The difficulty in reconciling some issues arose when I found my mainstay, ‘go to’ people were no longer around to answer questions, or the scope of the issue was beyond their experience. I have long since considered myself to be a citizen of the world – it doesn’t mean I have forsaken or given up my identity. It means I have come to a deeper and more meaningful understanding of self. If I had never moved to the United States, grown through various experiences, and gained awareness, I would probably be very content living the life I was living, happy to be who I was. There was nothing wrong with that existence. In fact, I miss it often; straightforward, uncomplicated, predictable – safe.

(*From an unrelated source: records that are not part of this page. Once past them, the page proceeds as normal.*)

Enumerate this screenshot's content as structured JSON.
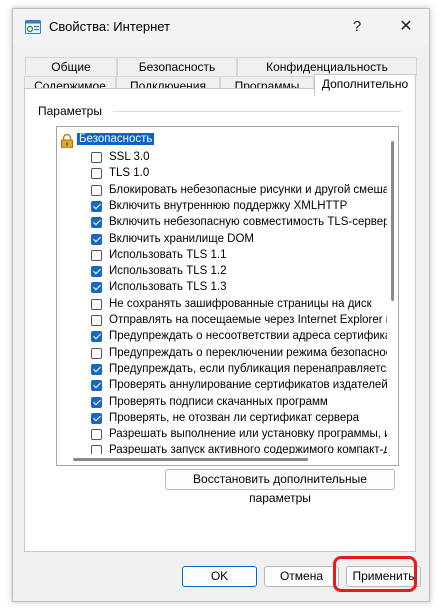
{
  "window": {
    "title": "Свойства: Интернет",
    "help_label": "?",
    "close_label": "✕"
  },
  "tabs_top": [
    "Общие",
    "Безопасность",
    "Конфиденциальность"
  ],
  "tabs_bottom": [
    "Содержимое",
    "Подключения",
    "Программы",
    "Дополнительно"
  ],
  "active_tab": "Дополнительно",
  "group": {
    "label": "Параметры"
  },
  "settings": {
    "category": "Безопасность",
    "items": [
      {
        "label": "SSL 3.0",
        "checked": false
      },
      {
        "label": "TLS 1.0",
        "checked": false
      },
      {
        "label": "Блокировать небезопасные рисунки и другой смешанн",
        "checked": false
      },
      {
        "label": "Включить внутреннюю поддержку XMLHTTP",
        "checked": true
      },
      {
        "label": "Включить небезопасную совместимость TLS-сервера",
        "checked": true
      },
      {
        "label": "Включить хранилище DOM",
        "checked": true
      },
      {
        "label": "Использовать TLS 1.1",
        "checked": false
      },
      {
        "label": "Использовать TLS 1.2",
        "checked": true
      },
      {
        "label": "Использовать TLS 1.3",
        "checked": true
      },
      {
        "label": "Не сохранять зашифрованные страницы на диск",
        "checked": false
      },
      {
        "label": "Отправлять на посещаемые через Internet Explorer ве",
        "checked": false
      },
      {
        "label": "Предупреждать о несоответствии адреса сертификат",
        "checked": true
      },
      {
        "label": "Предупреждать о переключении режима безопасност",
        "checked": false
      },
      {
        "label": "Предупреждать, если публикация перенаправляется",
        "checked": true
      },
      {
        "label": "Проверять аннулирование сертификатов издателей",
        "checked": true
      },
      {
        "label": "Проверять подписи скачанных программ",
        "checked": true
      },
      {
        "label": "Проверять, не отозван ли сертификат сервера",
        "checked": true
      },
      {
        "label": "Разрешать выполнение или установку программы, име",
        "checked": false
      },
      {
        "label": "Разрешать запуск активного содержимого компакт-ди",
        "checked": false
      }
    ]
  },
  "buttons": {
    "restore": "Восстановить дополнительные параметры",
    "ok": "OK",
    "cancel": "Отмена",
    "apply": "Применить"
  },
  "colors": {
    "accent": "#1668c4",
    "highlight": "#e8191f"
  }
}
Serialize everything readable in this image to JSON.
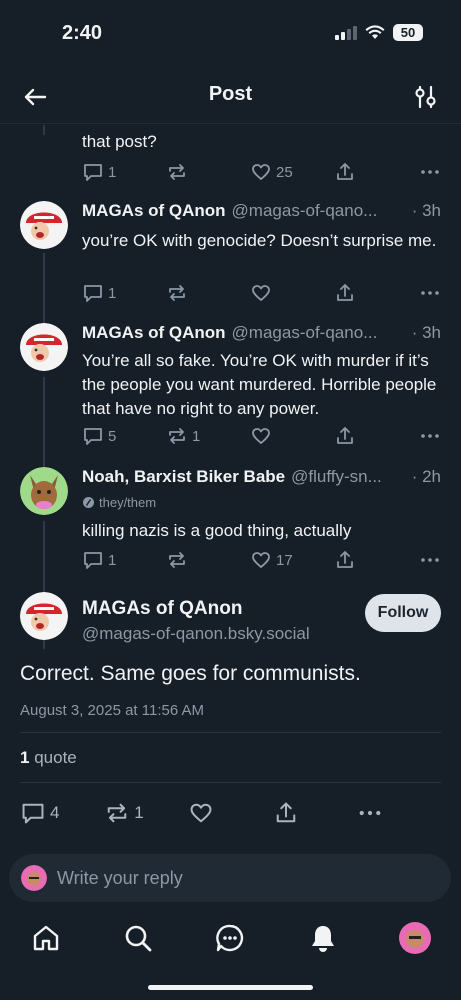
{
  "status": {
    "time": "2:40",
    "battery": "50"
  },
  "header": {
    "title": "Post"
  },
  "top_partial": {
    "text": "that post?",
    "reply_count": "1",
    "like_count": "25"
  },
  "replies": [
    {
      "author": "MAGAs of QAnon",
      "handle": "@magas-of-qano...",
      "time": "· 3h",
      "text": "you’re OK with genocide? Doesn’t surprise me.",
      "reply_count": "1",
      "repost_count": "",
      "like_count": ""
    },
    {
      "author": "MAGAs of QAnon",
      "handle": "@magas-of-qano...",
      "time": "· 3h",
      "text": "You’re all so fake. You’re OK with murder if it’s the people you want murdered. Horrible people that have no right to any power.",
      "reply_count": "5",
      "repost_count": "1",
      "like_count": ""
    },
    {
      "author": "Noah, Barxist Biker Babe",
      "handle": "@fluffy-sn...",
      "time": "· 2h",
      "pronouns": "they/them",
      "text": "killing nazis is a good thing, actually",
      "reply_count": "1",
      "repost_count": "",
      "like_count": "17"
    }
  ],
  "main_post": {
    "author": "MAGAs of QAnon",
    "handle": "@magas-of-qanon.bsky.social",
    "follow_label": "Follow",
    "text": "Correct. Same goes for communists.",
    "date": "August 3, 2025 at 11:56 AM",
    "quote_count": "1",
    "quote_label": "quote",
    "reply_count": "4",
    "repost_count": "1"
  },
  "composer": {
    "placeholder": "Write your reply"
  },
  "tabs": [
    "home-icon",
    "search-icon",
    "chat-icon",
    "bell-icon",
    "profile-avatar"
  ],
  "colors": {
    "background": "#161e27",
    "muted": "#8b98a5",
    "follow_bg": "#dfe4ea",
    "maga_red": "#d4262c"
  }
}
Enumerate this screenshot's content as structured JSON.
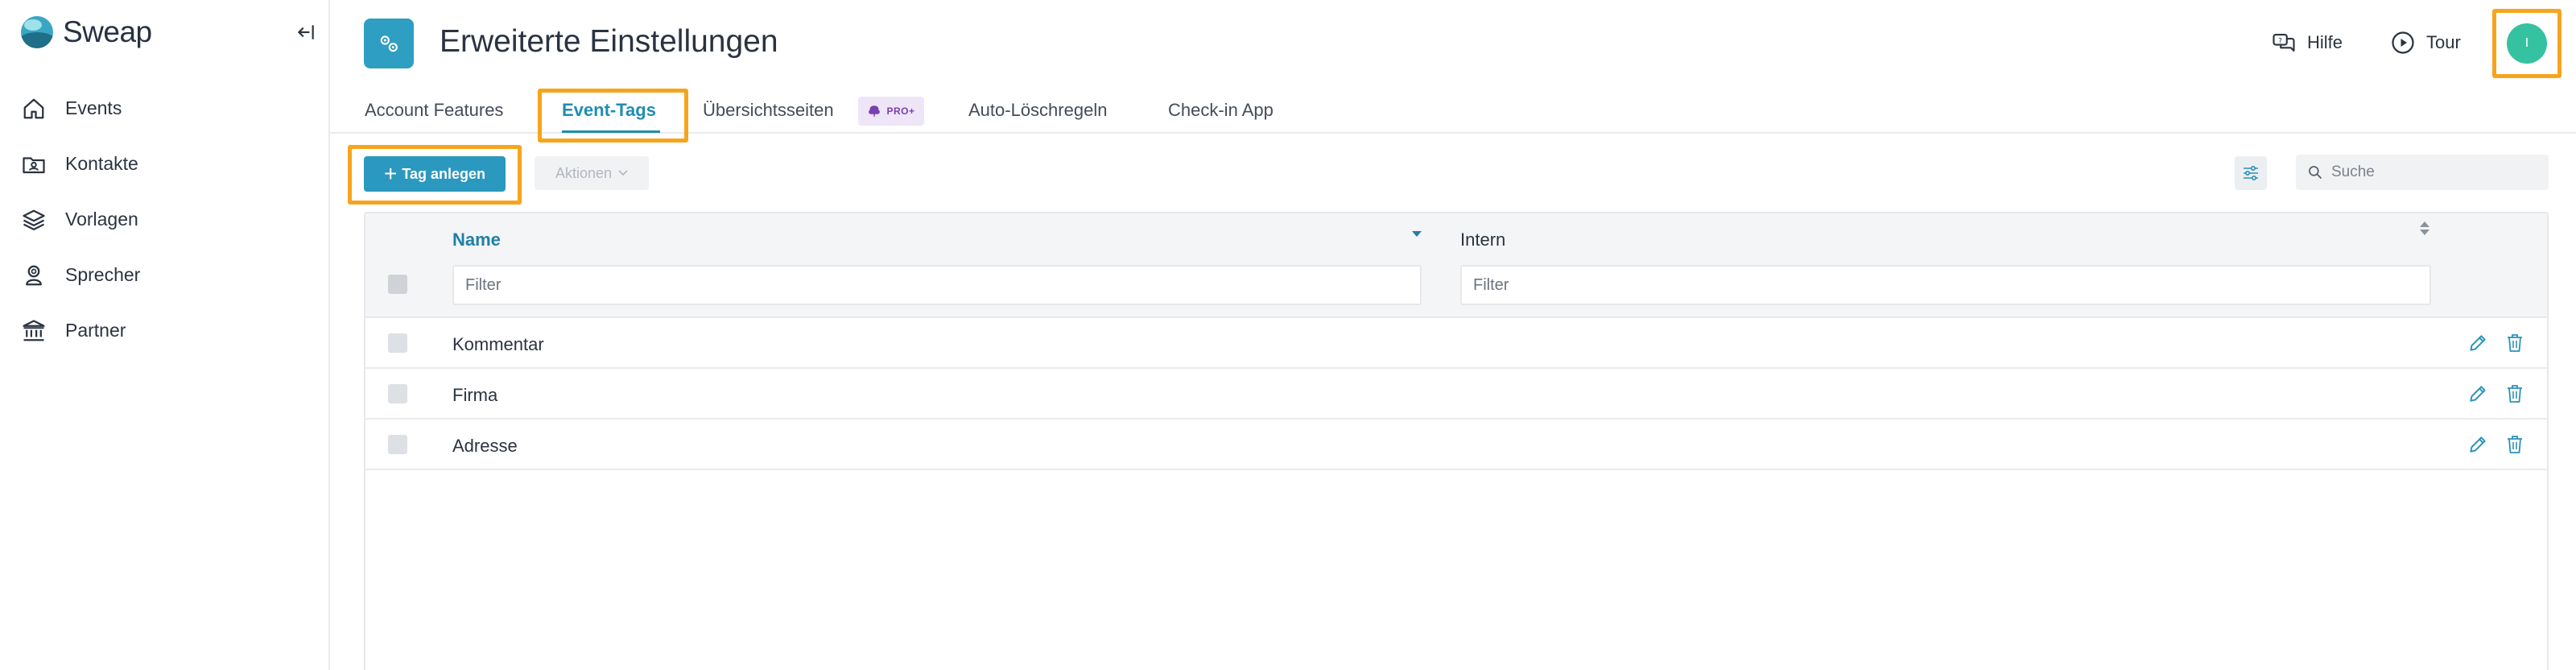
{
  "sidebar": {
    "brand": "Sweap",
    "items": [
      {
        "label": "Events",
        "icon": "home-icon"
      },
      {
        "label": "Kontakte",
        "icon": "contacts-icon"
      },
      {
        "label": "Vorlagen",
        "icon": "layers-icon"
      },
      {
        "label": "Sprecher",
        "icon": "speaker-icon"
      },
      {
        "label": "Partner",
        "icon": "bank-icon"
      }
    ]
  },
  "header": {
    "title": "Erweiterte Einstellungen",
    "help_label": "Hilfe",
    "tour_label": "Tour",
    "avatar_initial": "I"
  },
  "tabs": [
    {
      "label": "Account Features",
      "active": false
    },
    {
      "label": "Event-Tags",
      "active": true
    },
    {
      "label": "Übersichtsseiten",
      "active": false,
      "badge": "PRO+"
    },
    {
      "label": "Auto-Löschregeln",
      "active": false
    },
    {
      "label": "Check-in App",
      "active": false
    }
  ],
  "toolbar": {
    "add_label": "Tag anlegen",
    "actions_label": "Aktionen",
    "search_placeholder": "Suche"
  },
  "table": {
    "columns": [
      {
        "label": "Name",
        "sorted": "desc"
      },
      {
        "label": "Intern",
        "sorted": "none"
      }
    ],
    "filter_placeholder": "Filter",
    "rows": [
      {
        "name": "Kommentar",
        "intern": ""
      },
      {
        "name": "Firma",
        "intern": ""
      },
      {
        "name": "Adresse",
        "intern": ""
      }
    ]
  },
  "colors": {
    "accent": "#2b98bf",
    "highlight": "#f7a41d",
    "avatar": "#35c2a0",
    "pro_badge": "#7a3fb0"
  }
}
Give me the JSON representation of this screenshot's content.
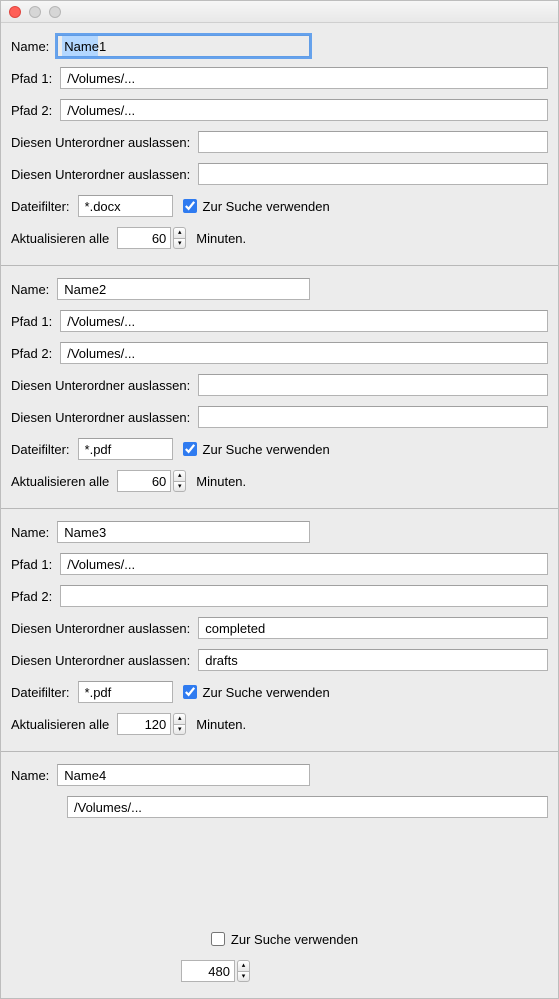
{
  "labels": {
    "name": "Name:",
    "pfad1": "Pfad 1:",
    "pfad2": "Pfad 2:",
    "skip_subfolder": "Diesen Unterordner auslassen:",
    "file_filter": "Dateifilter:",
    "use_for_search": "Zur Suche verwenden",
    "refresh_every": "Aktualisieren alle",
    "minutes": "Minuten."
  },
  "groups": [
    {
      "name": "Name1",
      "name_focused": true,
      "pfad1": "/Volumes/...",
      "pfad2": "/Volumes/...",
      "skip1": "",
      "skip2": "",
      "filter": "*.docx",
      "use_for_search": true,
      "refresh": "60"
    },
    {
      "name": "Name2",
      "name_focused": false,
      "pfad1": "/Volumes/...",
      "pfad2": "/Volumes/...",
      "skip1": "",
      "skip2": "",
      "filter": "*.pdf",
      "use_for_search": true,
      "refresh": "60"
    },
    {
      "name": "Name3",
      "name_focused": false,
      "pfad1": "/Volumes/...",
      "pfad2": "",
      "skip1": "completed",
      "skip2": "drafts",
      "filter": "*.pdf",
      "use_for_search": true,
      "refresh": "120"
    },
    {
      "name": "Name4",
      "name_focused": false,
      "pfad1": "/Volumes/...",
      "pfad2": null,
      "skip1": null,
      "skip2": null,
      "filter": null,
      "use_for_search": false,
      "refresh": "480",
      "minimal": true
    }
  ]
}
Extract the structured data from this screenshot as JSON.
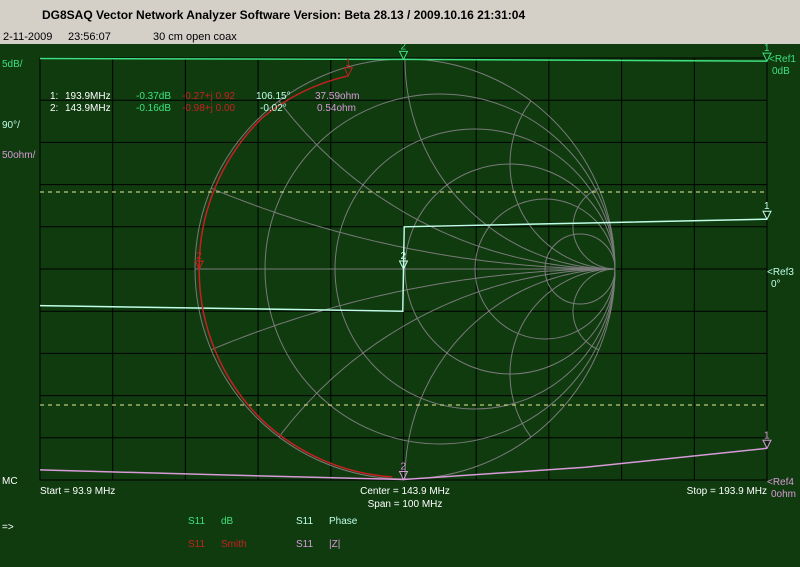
{
  "app": {
    "title": "DG8SAQ Vector Network Analyzer Software   Version:  Beta 28.13 / 2009.10.16 21:31:04",
    "date": "2-11-2009",
    "time": "23:56:07",
    "note": "30 cm open coax"
  },
  "colors": {
    "background": "#0f3b0f",
    "grid": "#000000",
    "smith_grid": "#7a7a7a",
    "s11_db": "#3fe07f",
    "s11_phase": "#c0ffe8",
    "s11_smith": "#c82020",
    "s11_z": "#d89ad8",
    "ref_line": "#e8e890"
  },
  "left_scale": {
    "db": "5dB/",
    "phase": "90°/",
    "z": "50ohm/",
    "mc": "MC",
    "arrow": "=>"
  },
  "right_refs": {
    "ref1": "<Ref1",
    "ref1_val": "0dB",
    "ref3": "<Ref3",
    "ref3_val": "0°",
    "ref4": "<Ref4",
    "ref4_val": "0ohm"
  },
  "markers": [
    {
      "id": "1:",
      "freq": "193.9MHz",
      "db": "-0.37dB",
      "smith": "-0.27+j 0.92",
      "phase": "106.15°",
      "z": "37.59ohm"
    },
    {
      "id": "2:",
      "freq": "143.9MHz",
      "db": "-0.16dB",
      "smith": "-0.98+j 0.00",
      "phase": "-0.02°",
      "z": "0.54ohm"
    }
  ],
  "freq_axis": {
    "start": "Start = 93.9 MHz",
    "center": "Center = 143.9 MHz",
    "span": "Span = 100 MHz",
    "stop": "Stop = 193.9 MHz"
  },
  "legend": [
    {
      "param": "S11",
      "mode": "dB"
    },
    {
      "param": "S11",
      "mode": "Phase"
    },
    {
      "param": "S11",
      "mode": "Smith"
    },
    {
      "param": "S11",
      "mode": "|Z|"
    }
  ],
  "marker_labels": {
    "m1": "1",
    "m2": "2"
  },
  "chart_data": {
    "type": "line",
    "x_label": "",
    "x_range": [
      93.9,
      193.9
    ],
    "x_unit": "MHz",
    "grid": true,
    "series": [
      {
        "name": "S11 dB",
        "unit": "dB",
        "ref": 0,
        "per_div": 5,
        "x": [
          93.9,
          143.9,
          193.9
        ],
        "y": [
          -0.06,
          -0.16,
          -0.37
        ]
      },
      {
        "name": "S11 Phase",
        "unit": "deg",
        "ref": 0,
        "per_div": 90,
        "x": [
          93.9,
          143.8,
          143.9,
          144.0,
          193.9
        ],
        "y": [
          -78,
          -90,
          -0.02,
          90,
          106.15
        ]
      },
      {
        "name": "S11 |Z|",
        "unit": "ohm",
        "ref": 0,
        "per_div": 50,
        "x": [
          93.9,
          118.9,
          143.9,
          168.9,
          193.9
        ],
        "y": [
          12,
          6,
          0.54,
          15,
          37.59
        ]
      },
      {
        "name": "S11 Smith",
        "unit": "gamma",
        "points": [
          [
            -0.27,
            0.92
          ],
          [
            -0.68,
            0.72
          ],
          [
            -0.98,
            0.0
          ],
          [
            -0.68,
            -0.72
          ],
          [
            -0.06,
            -0.99
          ]
        ]
      }
    ]
  }
}
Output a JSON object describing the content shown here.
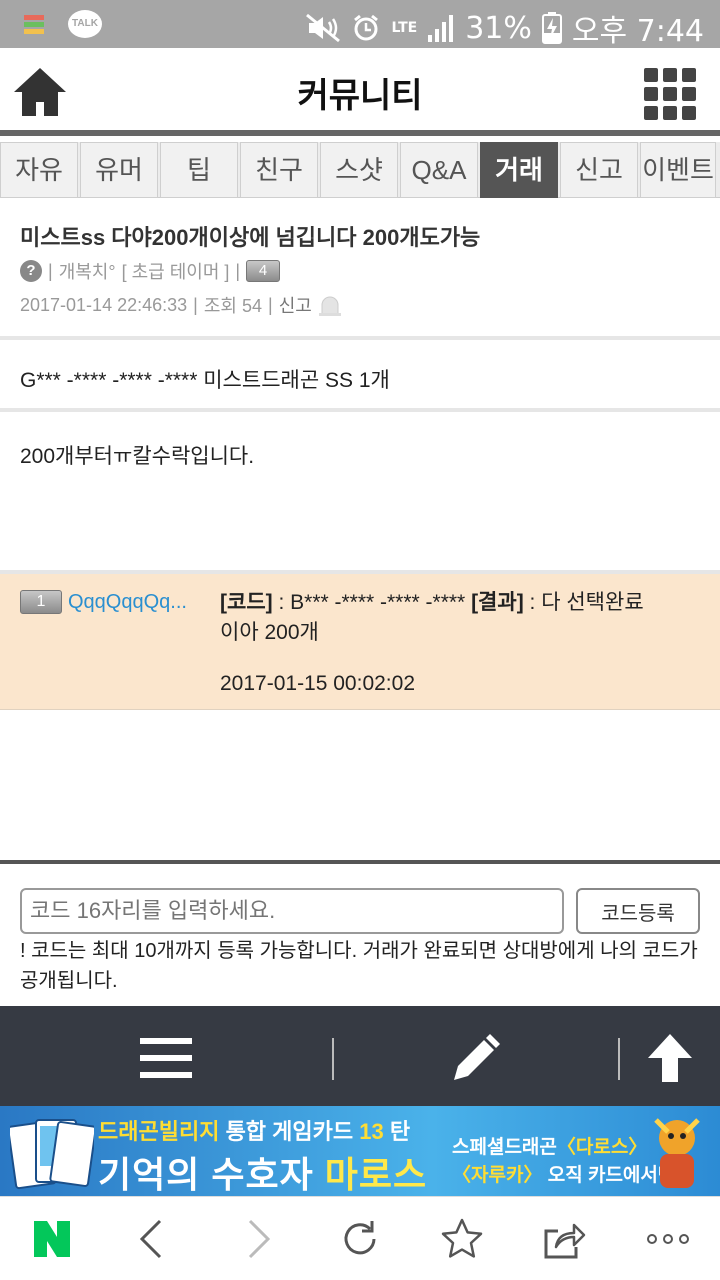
{
  "status_bar": {
    "battery": "31%",
    "time": "오후 7:44",
    "lte": "LTE",
    "talk": "TALK"
  },
  "app": {
    "title": "커뮤니티"
  },
  "tabs": [
    {
      "label": "자유"
    },
    {
      "label": "유머"
    },
    {
      "label": "팁"
    },
    {
      "label": "친구"
    },
    {
      "label": "스샷"
    },
    {
      "label": "Q&A"
    },
    {
      "label": "거래",
      "active": true
    },
    {
      "label": "신고"
    },
    {
      "label": "이벤트"
    }
  ],
  "post": {
    "title": "미스트ss 다야200개이상에 넘깁니다 200개도가능",
    "author_icon": "?",
    "author": "개복치°",
    "rank": "[ 초급 테이머 ]",
    "level": "4",
    "datetime": "2017-01-14 22:46:33",
    "views": "조회 54",
    "report": "신고",
    "code_line": "G*** -**** -**** -**** 미스트드래곤 SS 1개",
    "body": "200개부터ㅠ칼수락입니다."
  },
  "reply": {
    "level": "1",
    "name": "QqqQqqQq...",
    "code_label": "[코드]",
    "code_value": " : B*** -**** -**** -**** ",
    "result_label": "[결과]",
    "result_value": " : 다  선택완료",
    "text": "이아 200개",
    "datetime": "2017-01-15 00:02:02"
  },
  "input": {
    "placeholder": "코드 16자리를 입력하세요.",
    "submit_label": "코드등록",
    "notice": "! 코드는 최대 10개까지 등록 가능합니다. 거래가 완료되면 상대방에게 나의 코드가 공개됩니다."
  },
  "banner": {
    "line1_a": "드래곤빌리지",
    "line1_b": " 통합 게임카드 ",
    "line1_c": "13",
    "line1_d": " 탄",
    "main_a": "기억의 수호자 ",
    "main_b": "마로스",
    "side1_a": "스페셜드래곤",
    "side1_b": "〈다로스〉",
    "side2_a": "〈자루카〉",
    "side2_b": " 오직 카드에서만!"
  },
  "colors": {
    "toolbar_bg": "#363a43",
    "reply_bg": "#fbe6cd",
    "active_tab_bg": "#555555",
    "link": "#2a8fd0",
    "naver_green": "#03c75a"
  }
}
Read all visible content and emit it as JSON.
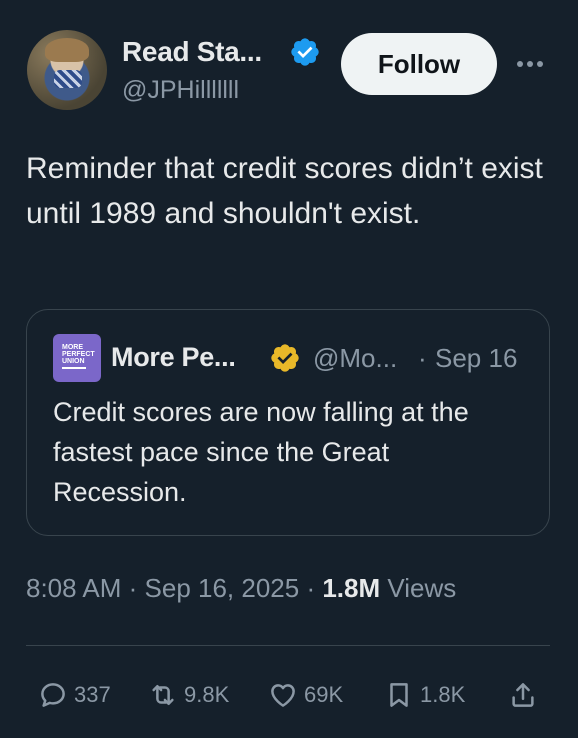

Even though I am challenged almost daily in my beliefs, in my existence, in the reason for my being and living here in the United States, I love that I am transforming. I am no longer the same person I was a year ago, and I know I have come across so many people whom I have rubbed off on. I revel in the fact that I can shape someone’s perceptions; I have made people think and wonder, made them uncomfortable in the beliefs they had held on to for a long time; about my religion, my being a Muslim woman, a scientist and a member of a larger community which is not just faith-based.
I have formed bonds with other people – white, colored, single, married, Muslim, Christian, Jewish, Buddhist, Sikh, Native, Atheist, non-conformist, activists and traditional. I am amazed that I have something in common with all of them. This has been the biggest surprise. The predominant underlying theme of all our aspirations and dreams is the same – we all want to be heard, want to make the world a safer and more accepting place for our children, and want to be part of a larger community, yet maintain our identities. We are all individual and unique, and we are all working together for common goals. This gives me hope – for the future, for humanity at large. In my native tongue ‘Urdu’, there is a simile; loosely translated, it means that all five fingers of the hand are distinct and individual, yet for the hand to work, they must come together cohesively to function. This is how I see the world. Distinct and individual, yet helping and coming together to function well. Season’s Greetings to all – Muslims just celebrated the prophet’s Birthday, is Christmas Eve was just celebrated and we’re in the midst of Hanukkah ; peace and blessings to you and yours; best wishes for a very Happy New Year – may it bring you joy and fulfillment.
One unavoidable difference between my ride and the journey of a refugee is that I’m sure I’m going to get home. But I’m not certain I’m going to complete the whole ride. When a refugee leaves home, they have no guarantee they will make it.